___ SUPPLIED DATA ___

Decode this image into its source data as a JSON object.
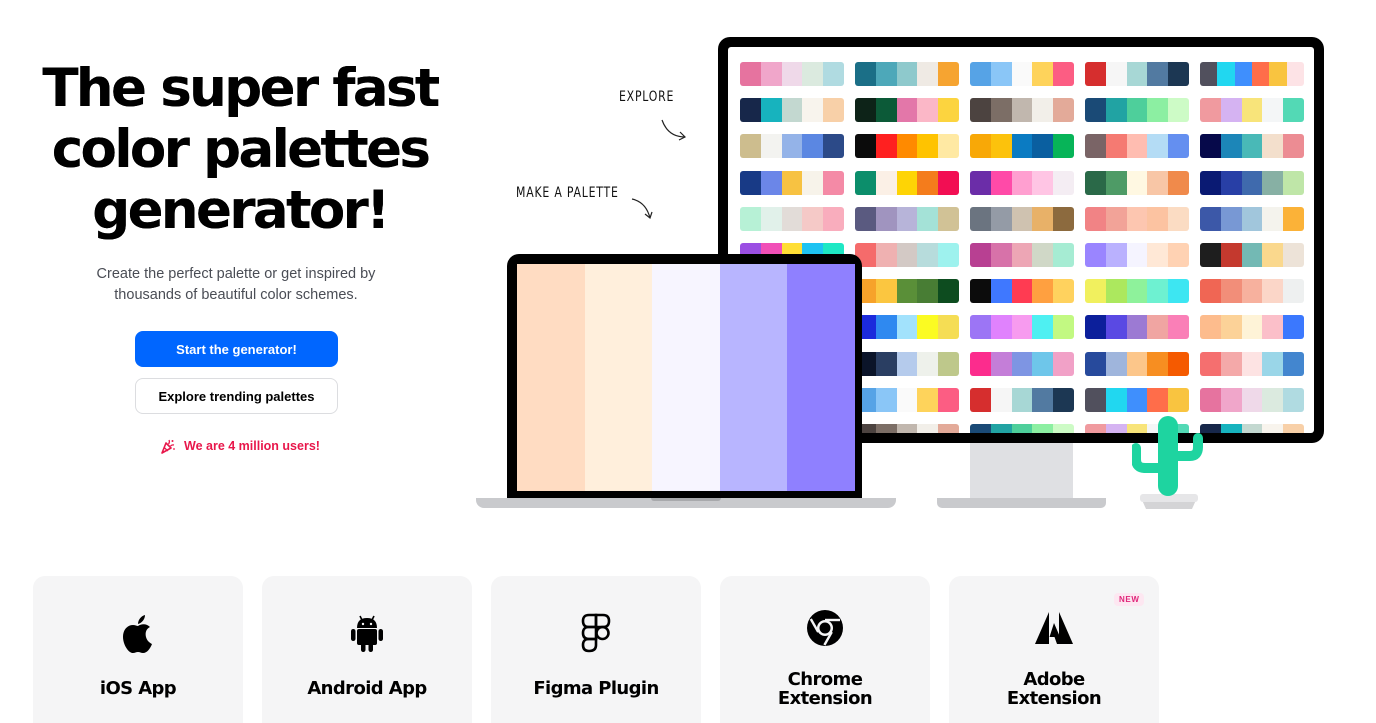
{
  "hero": {
    "title_line1": "The super fast",
    "title_line2": "color palettes",
    "title_line3": "generator!",
    "subtitle_line1": "Create the perfect palette or get inspired by",
    "subtitle_line2": "thousands of beautiful color schemes.",
    "primary_button": "Start the generator!",
    "secondary_button": "Explore trending palettes",
    "users_text": "We are 4 million users!",
    "accent_color": "#0066ff",
    "users_color": "#e8174b"
  },
  "illustration": {
    "explore_label": "EXPLORE",
    "make_label": "MAKE A PALETTE",
    "laptop_palette": [
      "#ffdcc2",
      "#ffefdc",
      "#f7f5ff",
      "#b8b5ff",
      "#8f80ff"
    ],
    "monitor_palettes": [
      [
        [
          "#e6739f",
          "#f0a6ca",
          "#efd9e9",
          "#dbeadf",
          "#b0dbe1"
        ],
        [
          "#1b6f87",
          "#4da8b9",
          "#8ec9cc",
          "#efeae4",
          "#f6a431"
        ],
        [
          "#56a3e6",
          "#8ac6f7",
          "#fafafa",
          "#fed35b",
          "#fc5d83"
        ],
        [
          "#d62e2e",
          "#f6f6f6",
          "#a7d7d5",
          "#527aa1",
          "#1c3753"
        ],
        [
          "#51505d",
          "#21d7f0",
          "#3f8ffd",
          "#ff6d4a",
          "#f9c440",
          "#fde3e6"
        ]
      ],
      [
        [
          "#17274a",
          "#17b3be",
          "#c3d8d0",
          "#f8f4ed",
          "#f8d0a8"
        ],
        [
          "#0d2318",
          "#0c5a38",
          "#e377a9",
          "#fbb7c7",
          "#fcd43f"
        ],
        [
          "#4c4340",
          "#7c6e66",
          "#c1b7ae",
          "#f2efe9",
          "#e3aa99"
        ],
        [
          "#1a4a76",
          "#21a3a3",
          "#4ecf9b",
          "#8cefa2",
          "#cdfbc6"
        ],
        [
          "#f09a9f",
          "#d5b3f2",
          "#f8e47a",
          "#f4f6f7",
          "#53d9b5"
        ]
      ],
      [
        [
          "#cdbd8e",
          "#f3f3f0",
          "#94b3e8",
          "#5b87e2",
          "#2c4a88"
        ],
        [
          "#0b0b0b",
          "#ff2020",
          "#ff8a00",
          "#ffc300",
          "#ffe9a3"
        ],
        [
          "#f8a807",
          "#fcc20c",
          "#0b7bc2",
          "#0a5fa0",
          "#07b458"
        ],
        [
          "#7a6466",
          "#f57a72",
          "#ffbdb1",
          "#b4dcf5",
          "#648ff0"
        ],
        [
          "#06094a",
          "#1c86b8",
          "#49b9b7",
          "#f3dfcc",
          "#ec8c93"
        ]
      ],
      [
        [
          "#183a86",
          "#6b86e8",
          "#f7c242",
          "#f7f3ea",
          "#f48aa6"
        ],
        [
          "#0c8e6b",
          "#fbf0e6",
          "#fed405",
          "#f47c1c",
          "#f20e53"
        ],
        [
          "#6b2da8",
          "#ff4aa8",
          "#ff9fd0",
          "#ffc5e4",
          "#f4edf3"
        ],
        [
          "#2a6948",
          "#4e9b66",
          "#fff8e2",
          "#f8c6a6",
          "#f08a4b"
        ],
        [
          "#0a1a73",
          "#283fa6",
          "#3f6aad",
          "#87b0a4",
          "#bfe6a8"
        ]
      ],
      [
        [
          "#b7f1d6",
          "#e1f1ea",
          "#e2dcd8",
          "#f5c9c7",
          "#f9adbd"
        ],
        [
          "#5a5a80",
          "#a094bf",
          "#b7b4d9",
          "#a4e2d7",
          "#d1c296"
        ],
        [
          "#6b7480",
          "#949ba6",
          "#cfc2b0",
          "#e8b168",
          "#8c6a3e"
        ],
        [
          "#f18385",
          "#f2a398",
          "#fdc6b0",
          "#fcc3a1",
          "#fbdcc3"
        ],
        [
          "#3c58a8",
          "#7898d4",
          "#a1c6dc",
          "#f4f3ed",
          "#fbb238"
        ]
      ],
      [
        [
          "#9b4fe3",
          "#f14fb7",
          "#ffde35",
          "#1ec3f2",
          "#1ee8c4"
        ],
        [
          "#f56b6b",
          "#efb1b1",
          "#d3c9c5",
          "#b7dcdc",
          "#9ef2ee"
        ],
        [
          "#b84092",
          "#d772a9",
          "#eda6b5",
          "#d0d8c7",
          "#a6ecd3"
        ],
        [
          "#9a85ff",
          "#bab1fe",
          "#f5f4ff",
          "#ffe8d6",
          "#ffd2b3"
        ],
        [
          "#1e1e1e",
          "#c4392e",
          "#73b9b4",
          "#fad88d",
          "#ede3d8"
        ]
      ],
      [
        [
          "#2c1c4e",
          "#57327c",
          "#b37ab6",
          "#fd9d8b",
          "#fed7a1"
        ],
        [
          "#f7a22a",
          "#fbc640",
          "#5a8f38",
          "#487d34",
          "#0d4c1f"
        ],
        [
          "#0c0c0c",
          "#3f78ff",
          "#ff3b52",
          "#ffa040",
          "#ffd25e"
        ],
        [
          "#f1f05e",
          "#ace85e",
          "#8ef29b",
          "#6ef1d1",
          "#3de6f2"
        ],
        [
          "#f06654",
          "#f28e79",
          "#f7b19e",
          "#fbd6c8",
          "#eef0f0"
        ]
      ],
      [
        [
          "#1a56f7",
          "#3fa3f7",
          "#9ccbf7",
          "#fef60e",
          "#f9f3a8"
        ],
        [
          "#1b2adc",
          "#2f89f0",
          "#a2e2fc",
          "#fbfb22",
          "#f5dd54"
        ],
        [
          "#9c75f5",
          "#e082fd",
          "#f79bef",
          "#4ef0f2",
          "#c2f982"
        ],
        [
          "#0c1f9b",
          "#5a49e3",
          "#9c7ad3",
          "#f0a5a2",
          "#fa7fb7"
        ],
        [
          "#fdbc8d",
          "#fcd298",
          "#fef3d7",
          "#fbbfc9",
          "#3b78fe"
        ]
      ],
      [
        [
          "#6b4c3c",
          "#c09a7e",
          "#f8d4a7",
          "#f4f1ec",
          "#b7a5e2"
        ],
        [
          "#0b1429",
          "#2a3e62",
          "#b5cbec",
          "#eef1eb",
          "#bec88b"
        ],
        [
          "#fc2c8d",
          "#c47ed8",
          "#7e95e3",
          "#6ec6ea",
          "#f1a1c7"
        ],
        [
          "#274a9c",
          "#9fb5dc",
          "#fcc68a",
          "#f78e21",
          "#f55a00"
        ],
        [
          "#f56f6f",
          "#f4a9a9",
          "#fde3e3",
          "#9ad6e8",
          "#4386cf"
        ]
      ],
      [
        [
          "#1b6f87",
          "#4da8b9",
          "#8ec9cc",
          "#efeae4",
          "#f6a431"
        ],
        [
          "#56a3e6",
          "#8ac6f7",
          "#fafafa",
          "#fed35b",
          "#fc5d83"
        ],
        [
          "#d62e2e",
          "#f6f6f6",
          "#a7d7d5",
          "#527aa1",
          "#1c3753"
        ],
        [
          "#51505d",
          "#21d7f0",
          "#3f8ffd",
          "#ff6d4a",
          "#f9c440"
        ],
        [
          "#e6739f",
          "#f0a6ca",
          "#efd9e9",
          "#dbeadf",
          "#b0dbe1"
        ]
      ],
      [
        [
          "#0d2318",
          "#0c5a38",
          "#e377a9",
          "#fbb7c7",
          "#fcd43f"
        ],
        [
          "#4c4340",
          "#7c6e66",
          "#c1b7ae",
          "#f2efe9",
          "#e3aa99"
        ],
        [
          "#1a4a76",
          "#21a3a3",
          "#4ecf9b",
          "#8cefa2",
          "#cdfbc6"
        ],
        [
          "#f09a9f",
          "#d5b3f2",
          "#f8e47a",
          "#f4f6f7",
          "#53d9b5"
        ],
        [
          "#17274a",
          "#17b3be",
          "#c3d8d0",
          "#f8f4ed",
          "#f8d0a8"
        ]
      ]
    ]
  },
  "cards": [
    {
      "label_line1": "iOS App",
      "label_line2": "",
      "icon": "apple-icon"
    },
    {
      "label_line1": "Android App",
      "label_line2": "",
      "icon": "android-icon"
    },
    {
      "label_line1": "Figma Plugin",
      "label_line2": "",
      "icon": "figma-icon"
    },
    {
      "label_line1": "Chrome",
      "label_line2": "Extension",
      "icon": "chrome-icon"
    },
    {
      "label_line1": "Adobe",
      "label_line2": "Extension",
      "icon": "adobe-icon",
      "badge": "NEW"
    }
  ]
}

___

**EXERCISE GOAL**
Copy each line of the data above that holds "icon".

**SOLVED EXERCISE**
      "icon": "apple-icon"
      "icon": "android-icon"
      "icon": "figma-icon"
      "icon": "chrome-icon"
      "icon": "adobe-icon",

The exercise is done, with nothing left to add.